[Records from a data collection]
++++++++

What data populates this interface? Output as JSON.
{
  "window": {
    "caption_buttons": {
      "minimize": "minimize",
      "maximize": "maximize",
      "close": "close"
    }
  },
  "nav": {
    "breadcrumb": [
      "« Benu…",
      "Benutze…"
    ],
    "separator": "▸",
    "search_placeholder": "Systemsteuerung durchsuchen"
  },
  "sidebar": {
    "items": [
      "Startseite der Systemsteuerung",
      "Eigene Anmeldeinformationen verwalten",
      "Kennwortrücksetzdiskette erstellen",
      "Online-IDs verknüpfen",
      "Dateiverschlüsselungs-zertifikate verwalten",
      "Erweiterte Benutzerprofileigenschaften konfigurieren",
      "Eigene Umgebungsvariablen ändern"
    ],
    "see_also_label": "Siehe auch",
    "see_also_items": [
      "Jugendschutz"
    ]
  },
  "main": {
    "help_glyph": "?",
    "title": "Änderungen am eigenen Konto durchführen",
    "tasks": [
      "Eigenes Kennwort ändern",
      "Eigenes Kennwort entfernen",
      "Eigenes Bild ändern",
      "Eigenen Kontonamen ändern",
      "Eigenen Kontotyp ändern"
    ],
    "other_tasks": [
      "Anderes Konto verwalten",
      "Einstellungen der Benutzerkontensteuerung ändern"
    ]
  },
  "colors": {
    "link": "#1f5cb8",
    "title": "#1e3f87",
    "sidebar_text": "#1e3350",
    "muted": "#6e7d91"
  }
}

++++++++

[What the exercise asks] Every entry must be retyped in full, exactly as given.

[Exercise output]
What data populates this interface? Output as JSON.
{
  "window": {
    "caption_buttons": {
      "minimize": "minimize",
      "maximize": "maximize",
      "close": "close"
    }
  },
  "nav": {
    "breadcrumb": [
      "« Benu…",
      "Benutze…"
    ],
    "separator": "▸",
    "search_placeholder": "Systemsteuerung durchsuchen"
  },
  "sidebar": {
    "items": [
      "Startseite der Systemsteuerung",
      "Eigene Anmeldeinformationen verwalten",
      "Kennwortrücksetzdiskette erstellen",
      "Online-IDs verknüpfen",
      "Dateiverschlüsselungs-zertifikate verwalten",
      "Erweiterte Benutzerprofileigenschaften konfigurieren",
      "Eigene Umgebungsvariablen ändern"
    ],
    "see_also_label": "Siehe auch",
    "see_also_items": [
      "Jugendschutz"
    ]
  },
  "main": {
    "help_glyph": "?",
    "title": "Änderungen am eigenen Konto durchführen",
    "tasks": [
      "Eigenes Kennwort ändern",
      "Eigenes Kennwort entfernen",
      "Eigenes Bild ändern",
      "Eigenen Kontonamen ändern",
      "Eigenen Kontotyp ändern"
    ],
    "other_tasks": [
      "Anderes Konto verwalten",
      "Einstellungen der Benutzerkontensteuerung ändern"
    ]
  },
  "colors": {
    "link": "#1f5cb8",
    "title": "#1e3f87",
    "sidebar_text": "#1e3350",
    "muted": "#6e7d91"
  }
}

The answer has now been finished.